The Upper East Regional Chapter of the Private Healthcare Providers Association has dismissed claims that they were paid five months arrears this year.
According to them, President Akufo-Addo’s comment that the government has settled five months arrears owed healthcare providers under the National Health Insurance Scheme for the year 2019 is not true.
The President at the recent media engagement said the government has paid NHIS claims up to the month of May 2019.
But members of the region said none of their members has been paid the said claims.
The immediate past regional president of Private Healthcare Providers Association Thomas Moh in an interview with Citi FM said the President was misled.
“This most of the Private Healthcare Providers have received only one-month payment and they are some who have not received even one month this year, and if anyone doubts I can give you the number of private healthcare providers and find out from them, so it is not true.”
Private healthcare providers give Gov’t 2-weeks ultimatum to pay NHIA debt
Private healthcare providers in the country in August gave the government a 2-week ultimatum to pay the National Health Insurance Authority (NHIA) debts owed them.
According to the private companies, known as the Responsive Healthcare Service Providers Association of Ghana and the Private Health Facilities Association of Ghana, the debts owed them accrued over a 10-month period.
The Association said the inability of the government to meet their demands will force them to drag the NHIA to court.
According to executives of both groups, their members have been dragged to court by the Ghana Revenue Authority (GRA) and the Social Security National Insurance Trust (SSNIT) due to their inability to fulfill their obligations to these regulatory agencies while their monies are locked up with the NHIA.
The Executive Director for the Responsive Healthcare Services of Ghana, Joseph Christian Amoah who addressed a news conference in Kumasi said;
“Our members are being taken to court by GRA, SSNIT and other regulatory authorities.
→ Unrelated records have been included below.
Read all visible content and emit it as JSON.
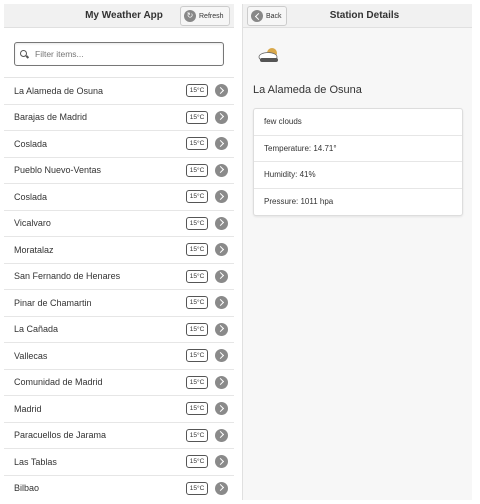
{
  "left_panel": {
    "title": "My Weather App",
    "refresh_label": "Refresh",
    "filter_placeholder": "Filter items...",
    "stations": [
      {
        "name": "La Alameda de Osuna",
        "temp": "15°C"
      },
      {
        "name": "Barajas de Madrid",
        "temp": "15°C"
      },
      {
        "name": "Coslada",
        "temp": "15°C"
      },
      {
        "name": "Pueblo Nuevo-Ventas",
        "temp": "15°C"
      },
      {
        "name": "Coslada",
        "temp": "15°C"
      },
      {
        "name": "Vicalvaro",
        "temp": "15°C"
      },
      {
        "name": "Moratalaz",
        "temp": "15°C"
      },
      {
        "name": "San Fernando de Henares",
        "temp": "15°C"
      },
      {
        "name": "Pinar de Chamartin",
        "temp": "15°C"
      },
      {
        "name": "La Cañada",
        "temp": "15°C"
      },
      {
        "name": "Vallecas",
        "temp": "15°C"
      },
      {
        "name": "Comunidad de Madrid",
        "temp": "15°C"
      },
      {
        "name": "Madrid",
        "temp": "15°C"
      },
      {
        "name": "Paracuellos de Jarama",
        "temp": "15°C"
      },
      {
        "name": "Las Tablas",
        "temp": "15°C"
      },
      {
        "name": "Bilbao",
        "temp": "15°C"
      }
    ]
  },
  "right_panel": {
    "back_label": "Back",
    "title": "Station Details",
    "weather_icon": "few-clouds-icon",
    "station_name": "La Alameda de Osuna",
    "details": [
      "few clouds",
      "Temperature: 14.71°",
      "Humidity: 41%",
      "Pressure: 1011 hpa"
    ]
  }
}
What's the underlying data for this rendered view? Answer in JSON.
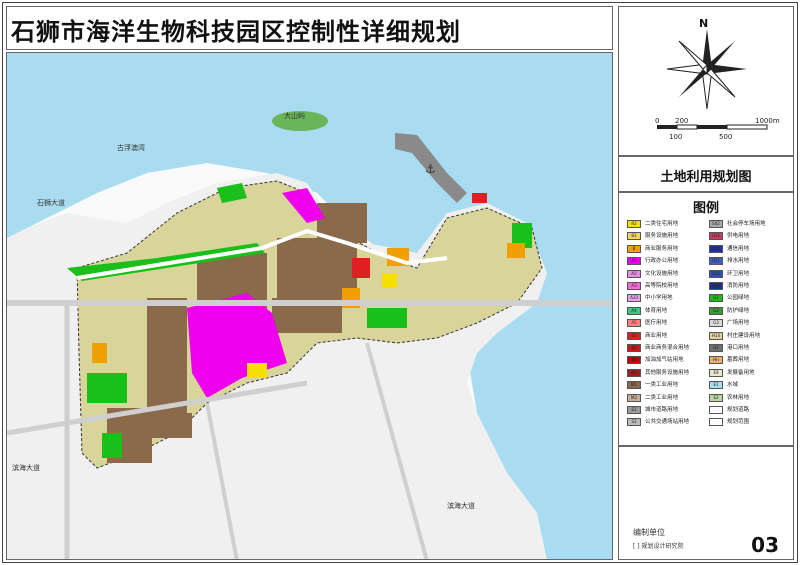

We are in the procurement business and we deduct from source and for 10 months to a year a provider is not reimbursed and as a result of this ill act, it happens that our members are financially bankrupt. Some are ill, others are dead, others are threatening to shut down. It does not enhance the private government partnership in health. We are giving the government two weeks to advise NHIA to pay for for us. We will perhaps meet with our counsel and test the law.”